Watched any good web lately?
More and more websites, blogs and networks are hosting their own video content (as opposed to pasting up YouTube links).
You can see the appeal. It looks attractive, it proves that you’re up-to-date and “on-trend”, and is a very useful tool for certain applications. For example, to see a product review or demonstration, or enjoy a virtual tour through a venue or destination.
The assumption with video is that a) the surfer/visitor has the time to kick-back and watch some content, and b) they are interested enough to do so.
And I see this as being a potentially critical issue. The current status quo is that we are enjoying better-designed and easier-to navigate websites, while we use a human brain that seems to prefer icons to text. We are also learning to filter and digest an increasing diet of short-form data – tweets, texts, IM’s, et al.
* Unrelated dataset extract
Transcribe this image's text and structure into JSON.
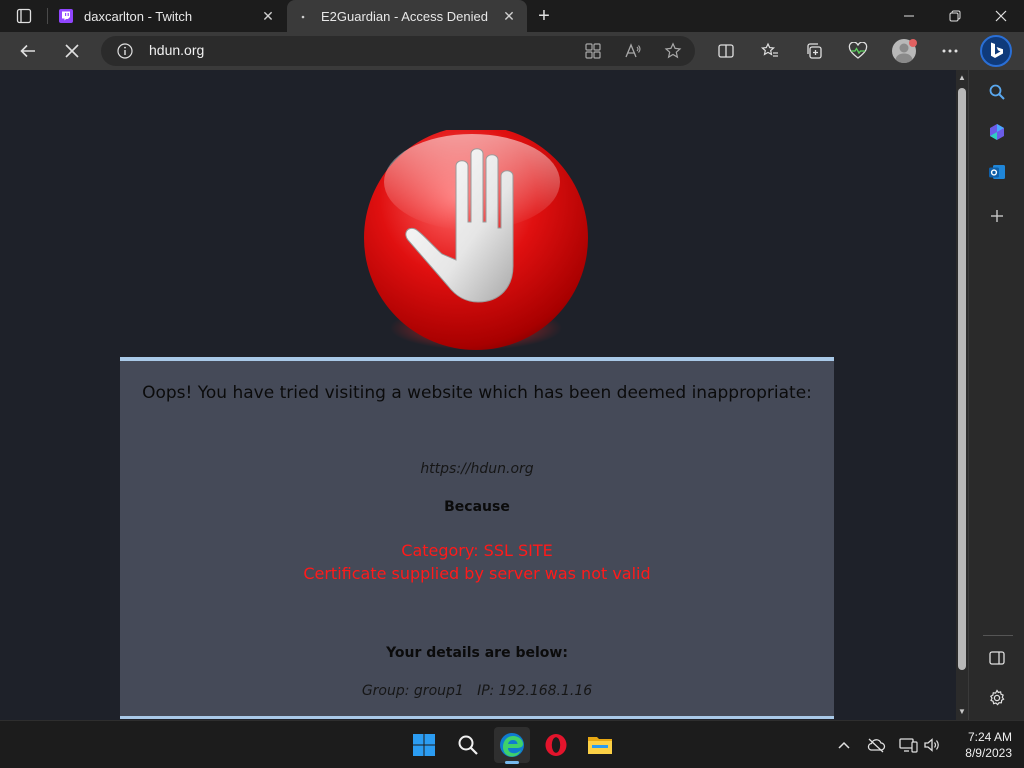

The problem with video is that it is just not scannable. You can’t flick straight through to the headlines, or the juiciest bits.
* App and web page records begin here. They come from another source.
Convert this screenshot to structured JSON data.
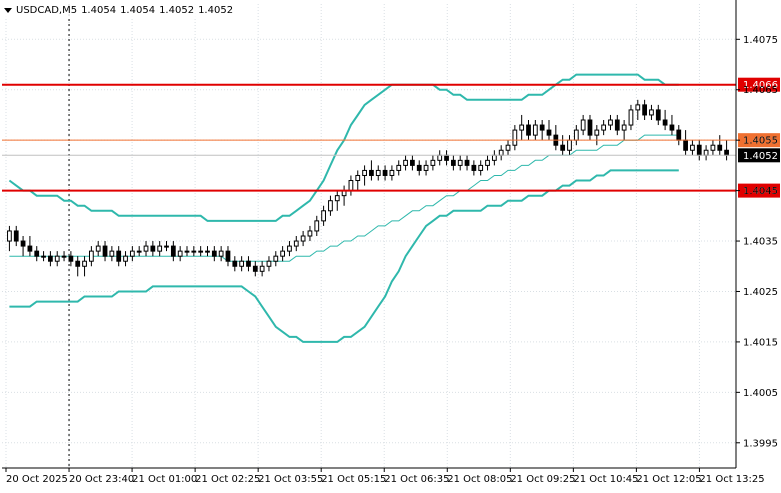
{
  "header": {
    "symbol_label": "USDCAD,M5",
    "open": "1.4054",
    "high": "1.4054",
    "low": "1.4052",
    "close": "1.4052",
    "dropdown_icon": "triangle-down-icon"
  },
  "colors": {
    "background": "#ffffff",
    "grid": "#d9dfe4",
    "candle": "#000000",
    "bollinger": "#2fb8ac",
    "ma": "#2fb8ac",
    "level_red": "#e00000",
    "level_orange": "#f07030",
    "price_label_bg": "#000000"
  },
  "chart_data": {
    "type": "candlestick",
    "symbol": "USDCAD",
    "timeframe": "M5",
    "ylim": [
      1.399,
      1.4082
    ],
    "y_ticks": [
      "1.4075",
      "1.4065",
      "1.4055",
      "1.4045",
      "1.4035",
      "1.4025",
      "1.4015",
      "1.4005",
      "1.3995"
    ],
    "x_ticks": [
      "20 Oct 2025",
      "20 Oct 23:40",
      "21 Oct 01:00",
      "21 Oct 02:25",
      "21 Oct 03:55",
      "21 Oct 05:15",
      "21 Oct 06:35",
      "21 Oct 08:05",
      "21 Oct 09:25",
      "21 Oct 10:45",
      "21 Oct 12:05",
      "21 Oct 13:25"
    ],
    "horizontal_levels": [
      {
        "price": 1.4066,
        "label": "1.4066",
        "color": "#e00000"
      },
      {
        "price": 1.4055,
        "label": "1.4055",
        "color": "#f07030"
      },
      {
        "price": 1.4045,
        "label": "1.4045",
        "color": "#e00000"
      }
    ],
    "current_price": {
      "price": 1.4052,
      "label": "1.4052"
    },
    "period_separator_tick": "20 Oct 23:40",
    "candles": [
      [
        1.4035,
        1.4038,
        1.4033,
        1.4037
      ],
      [
        1.4037,
        1.4038,
        1.4034,
        1.4035
      ],
      [
        1.4035,
        1.4036,
        1.4032,
        1.4034
      ],
      [
        1.4034,
        1.4036,
        1.4032,
        1.4033
      ],
      [
        1.4033,
        1.4034,
        1.4031,
        1.4032
      ],
      [
        1.4032,
        1.4033,
        1.4031,
        1.4032
      ],
      [
        1.4032,
        1.4033,
        1.403,
        1.4031
      ],
      [
        1.4031,
        1.4033,
        1.403,
        1.4032
      ],
      [
        1.4032,
        1.4033,
        1.4031,
        1.4032
      ],
      [
        1.4032,
        1.4033,
        1.403,
        1.4031
      ],
      [
        1.4031,
        1.4032,
        1.4028,
        1.403
      ],
      [
        1.403,
        1.4032,
        1.4028,
        1.4031
      ],
      [
        1.4031,
        1.4034,
        1.403,
        1.4033
      ],
      [
        1.4033,
        1.4035,
        1.4032,
        1.4034
      ],
      [
        1.4034,
        1.4035,
        1.4031,
        1.4032
      ],
      [
        1.4032,
        1.4034,
        1.4031,
        1.4033
      ],
      [
        1.4033,
        1.4034,
        1.403,
        1.4031
      ],
      [
        1.4031,
        1.4033,
        1.403,
        1.4032
      ],
      [
        1.4032,
        1.4034,
        1.4031,
        1.4033
      ],
      [
        1.4033,
        1.4034,
        1.4032,
        1.4033
      ],
      [
        1.4033,
        1.4035,
        1.4032,
        1.4034
      ],
      [
        1.4034,
        1.4035,
        1.4032,
        1.4033
      ],
      [
        1.4033,
        1.4035,
        1.4032,
        1.4034
      ],
      [
        1.4034,
        1.4035,
        1.4033,
        1.4034
      ],
      [
        1.4034,
        1.4035,
        1.4031,
        1.4032
      ],
      [
        1.4032,
        1.4034,
        1.4031,
        1.4033
      ],
      [
        1.4033,
        1.4034,
        1.4032,
        1.4033
      ],
      [
        1.4033,
        1.4034,
        1.4032,
        1.4033
      ],
      [
        1.4033,
        1.4034,
        1.4032,
        1.4033
      ],
      [
        1.4033,
        1.4034,
        1.4032,
        1.4033
      ],
      [
        1.4033,
        1.4034,
        1.4031,
        1.4032
      ],
      [
        1.4032,
        1.4034,
        1.4031,
        1.4033
      ],
      [
        1.4033,
        1.4034,
        1.403,
        1.4031
      ],
      [
        1.4031,
        1.4032,
        1.4029,
        1.403
      ],
      [
        1.403,
        1.4032,
        1.4029,
        1.4031
      ],
      [
        1.4031,
        1.4032,
        1.4029,
        1.403
      ],
      [
        1.403,
        1.4031,
        1.4028,
        1.4029
      ],
      [
        1.4029,
        1.4031,
        1.4028,
        1.403
      ],
      [
        1.403,
        1.4032,
        1.4029,
        1.4031
      ],
      [
        1.4031,
        1.4033,
        1.403,
        1.4032
      ],
      [
        1.4032,
        1.4034,
        1.4031,
        1.4033
      ],
      [
        1.4033,
        1.4035,
        1.4032,
        1.4034
      ],
      [
        1.4034,
        1.4036,
        1.4033,
        1.4035
      ],
      [
        1.4035,
        1.4037,
        1.4034,
        1.4036
      ],
      [
        1.4036,
        1.4038,
        1.4035,
        1.4037
      ],
      [
        1.4037,
        1.404,
        1.4036,
        1.4039
      ],
      [
        1.4039,
        1.4042,
        1.4038,
        1.4041
      ],
      [
        1.4041,
        1.4044,
        1.404,
        1.4043
      ],
      [
        1.4043,
        1.4045,
        1.4041,
        1.4044
      ],
      [
        1.4044,
        1.4046,
        1.4042,
        1.4045
      ],
      [
        1.4045,
        1.4048,
        1.4044,
        1.4047
      ],
      [
        1.4047,
        1.4049,
        1.4045,
        1.4048
      ],
      [
        1.4048,
        1.405,
        1.4046,
        1.4049
      ],
      [
        1.4049,
        1.4051,
        1.4047,
        1.4048
      ],
      [
        1.4048,
        1.405,
        1.4047,
        1.4049
      ],
      [
        1.4049,
        1.405,
        1.4047,
        1.4048
      ],
      [
        1.4048,
        1.405,
        1.4047,
        1.4049
      ],
      [
        1.4049,
        1.4051,
        1.4048,
        1.405
      ],
      [
        1.405,
        1.4052,
        1.4049,
        1.4051
      ],
      [
        1.4051,
        1.4052,
        1.4049,
        1.405
      ],
      [
        1.405,
        1.4051,
        1.4048,
        1.4049
      ],
      [
        1.4049,
        1.4051,
        1.4048,
        1.405
      ],
      [
        1.405,
        1.4052,
        1.4049,
        1.4051
      ],
      [
        1.4051,
        1.4053,
        1.405,
        1.4052
      ],
      [
        1.4052,
        1.4053,
        1.405,
        1.4051
      ],
      [
        1.4051,
        1.4052,
        1.4049,
        1.405
      ],
      [
        1.405,
        1.4052,
        1.4049,
        1.4051
      ],
      [
        1.4051,
        1.4052,
        1.4049,
        1.405
      ],
      [
        1.405,
        1.4051,
        1.4048,
        1.4049
      ],
      [
        1.4049,
        1.4051,
        1.4048,
        1.405
      ],
      [
        1.405,
        1.4052,
        1.4049,
        1.4051
      ],
      [
        1.4051,
        1.4053,
        1.405,
        1.4052
      ],
      [
        1.4052,
        1.4054,
        1.4051,
        1.4053
      ],
      [
        1.4053,
        1.4055,
        1.4052,
        1.4054
      ],
      [
        1.4054,
        1.4058,
        1.4053,
        1.4057
      ],
      [
        1.4057,
        1.406,
        1.4055,
        1.4058
      ],
      [
        1.4058,
        1.4059,
        1.4055,
        1.4056
      ],
      [
        1.4056,
        1.4059,
        1.4055,
        1.4058
      ],
      [
        1.4058,
        1.4059,
        1.4055,
        1.4057
      ],
      [
        1.4057,
        1.4059,
        1.4055,
        1.4056
      ],
      [
        1.4056,
        1.4058,
        1.4053,
        1.4054
      ],
      [
        1.4054,
        1.4056,
        1.4052,
        1.4053
      ],
      [
        1.4053,
        1.4056,
        1.4052,
        1.4055
      ],
      [
        1.4055,
        1.4058,
        1.4054,
        1.4057
      ],
      [
        1.4057,
        1.406,
        1.4056,
        1.4059
      ],
      [
        1.4059,
        1.406,
        1.4055,
        1.4056
      ],
      [
        1.4056,
        1.4058,
        1.4054,
        1.4057
      ],
      [
        1.4057,
        1.4059,
        1.4056,
        1.4058
      ],
      [
        1.4058,
        1.406,
        1.4057,
        1.4059
      ],
      [
        1.4059,
        1.406,
        1.4056,
        1.4057
      ],
      [
        1.4057,
        1.4059,
        1.4055,
        1.4058
      ],
      [
        1.4058,
        1.4062,
        1.4057,
        1.4061
      ],
      [
        1.4061,
        1.4063,
        1.4059,
        1.4062
      ],
      [
        1.4062,
        1.4063,
        1.4059,
        1.406
      ],
      [
        1.406,
        1.4062,
        1.4059,
        1.4061
      ],
      [
        1.4061,
        1.4062,
        1.4058,
        1.4059
      ],
      [
        1.4059,
        1.4061,
        1.4057,
        1.4058
      ],
      [
        1.4058,
        1.406,
        1.4056,
        1.4057
      ],
      [
        1.4057,
        1.4058,
        1.4054,
        1.4055
      ],
      [
        1.4055,
        1.4057,
        1.4052,
        1.4053
      ],
      [
        1.4053,
        1.4055,
        1.4052,
        1.4054
      ],
      [
        1.4054,
        1.4055,
        1.4051,
        1.4052
      ],
      [
        1.4052,
        1.4054,
        1.4051,
        1.4053
      ],
      [
        1.4053,
        1.4055,
        1.4052,
        1.4054
      ],
      [
        1.4054,
        1.4056,
        1.4052,
        1.4053
      ],
      [
        1.4053,
        1.4055,
        1.4051,
        1.4052
      ]
    ],
    "bollinger_upper": [
      1.4047,
      1.4046,
      1.4045,
      1.4045,
      1.4044,
      1.4044,
      1.4044,
      1.4044,
      1.4043,
      1.4043,
      1.4042,
      1.4042,
      1.4041,
      1.4041,
      1.4041,
      1.4041,
      1.404,
      1.404,
      1.404,
      1.404,
      1.404,
      1.404,
      1.404,
      1.404,
      1.404,
      1.404,
      1.404,
      1.404,
      1.404,
      1.4039,
      1.4039,
      1.4039,
      1.4039,
      1.4039,
      1.4039,
      1.4039,
      1.4039,
      1.4039,
      1.4039,
      1.4039,
      1.404,
      1.404,
      1.4041,
      1.4042,
      1.4043,
      1.4045,
      1.4047,
      1.405,
      1.4053,
      1.4055,
      1.4058,
      1.406,
      1.4062,
      1.4063,
      1.4064,
      1.4065,
      1.4066,
      1.4066,
      1.4066,
      1.4066,
      1.4066,
      1.4066,
      1.4066,
      1.4065,
      1.4065,
      1.4064,
      1.4064,
      1.4063,
      1.4063,
      1.4063,
      1.4063,
      1.4063,
      1.4063,
      1.4063,
      1.4063,
      1.4063,
      1.4064,
      1.4064,
      1.4064,
      1.4065,
      1.4066,
      1.4067,
      1.4067,
      1.4068,
      1.4068,
      1.4068,
      1.4068,
      1.4068,
      1.4068,
      1.4068,
      1.4068,
      1.4068,
      1.4068,
      1.4067,
      1.4067,
      1.4067,
      1.4066,
      1.4066,
      1.4066
    ],
    "bollinger_middle": [
      1.4032,
      1.4032,
      1.4032,
      1.4032,
      1.4032,
      1.4032,
      1.4032,
      1.4032,
      1.4032,
      1.4032,
      1.4032,
      1.4032,
      1.4032,
      1.4032,
      1.4032,
      1.4032,
      1.4032,
      1.4032,
      1.4032,
      1.4032,
      1.4032,
      1.4032,
      1.4032,
      1.4032,
      1.4032,
      1.4032,
      1.4032,
      1.4032,
      1.4032,
      1.4032,
      1.4032,
      1.4032,
      1.4031,
      1.4031,
      1.4031,
      1.4031,
      1.4031,
      1.4031,
      1.4031,
      1.4031,
      1.4031,
      1.4031,
      1.4032,
      1.4032,
      1.4032,
      1.4033,
      1.4033,
      1.4034,
      1.4034,
      1.4035,
      1.4035,
      1.4036,
      1.4036,
      1.4037,
      1.4038,
      1.4038,
      1.4039,
      1.4039,
      1.404,
      1.4041,
      1.4041,
      1.4042,
      1.4042,
      1.4043,
      1.4044,
      1.4044,
      1.4045,
      1.4045,
      1.4046,
      1.4047,
      1.4047,
      1.4048,
      1.4048,
      1.4049,
      1.4049,
      1.405,
      1.405,
      1.4051,
      1.4051,
      1.4052,
      1.4052,
      1.4052,
      1.4052,
      1.4053,
      1.4053,
      1.4053,
      1.4053,
      1.4054,
      1.4054,
      1.4054,
      1.4055,
      1.4055,
      1.4055,
      1.4056,
      1.4056,
      1.4056,
      1.4056,
      1.4056,
      1.4056
    ],
    "bollinger_lower": [
      1.4022,
      1.4022,
      1.4022,
      1.4022,
      1.4023,
      1.4023,
      1.4023,
      1.4023,
      1.4023,
      1.4023,
      1.4023,
      1.4024,
      1.4024,
      1.4024,
      1.4024,
      1.4024,
      1.4025,
      1.4025,
      1.4025,
      1.4025,
      1.4025,
      1.4026,
      1.4026,
      1.4026,
      1.4026,
      1.4026,
      1.4026,
      1.4026,
      1.4026,
      1.4026,
      1.4026,
      1.4026,
      1.4026,
      1.4026,
      1.4026,
      1.4025,
      1.4024,
      1.4022,
      1.402,
      1.4018,
      1.4017,
      1.4016,
      1.4016,
      1.4015,
      1.4015,
      1.4015,
      1.4015,
      1.4015,
      1.4015,
      1.4016,
      1.4016,
      1.4017,
      1.4018,
      1.402,
      1.4022,
      1.4024,
      1.4027,
      1.4029,
      1.4032,
      1.4034,
      1.4036,
      1.4038,
      1.4039,
      1.404,
      1.404,
      1.4041,
      1.4041,
      1.4041,
      1.4041,
      1.4041,
      1.4042,
      1.4042,
      1.4042,
      1.4043,
      1.4043,
      1.4043,
      1.4044,
      1.4044,
      1.4044,
      1.4045,
      1.4045,
      1.4046,
      1.4046,
      1.4047,
      1.4047,
      1.4047,
      1.4048,
      1.4048,
      1.4049,
      1.4049,
      1.4049,
      1.4049,
      1.4049,
      1.4049,
      1.4049,
      1.4049,
      1.4049,
      1.4049,
      1.4049
    ]
  }
}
Of course this is also the argument FOR more video. It “engages” the viewer, your digital guru will say, so that your audience has to stay in place, on your digital platform.
Except that our boredom threshold is now measured in nanoseconds, so unless we can somehow perceive ( instantly) that our investment in time will have a pay-off, then I think we will be more and more inclined to click away, and drift off to see what else there is to do/see/view.
So that is now the challenge for the herds of nerds and groups of geeks. They need to find a way of making video content as easy to surf, scan and qualify as text links, headlines, and bullet points currently are. It could be that we are actually stretching the elasticity between visual media and the text medium to breaking point. I don’t know the answer, but I do know that the increase in video content will disrupt our web usage, and perhaps set new patterns of online and offline behaviour.
Meantime, of course, our connections are getting slower because of all those clips blocking our broadband pipeline. At any given time on the planet, apparently, nearly 15% of our internet usage is gobbled up (or should that be googled up ) by YouTube, so there is already a growing precedent for this problem…
So what do you think? Is it a question of “watch this space”, or just “don’t watch this space” ??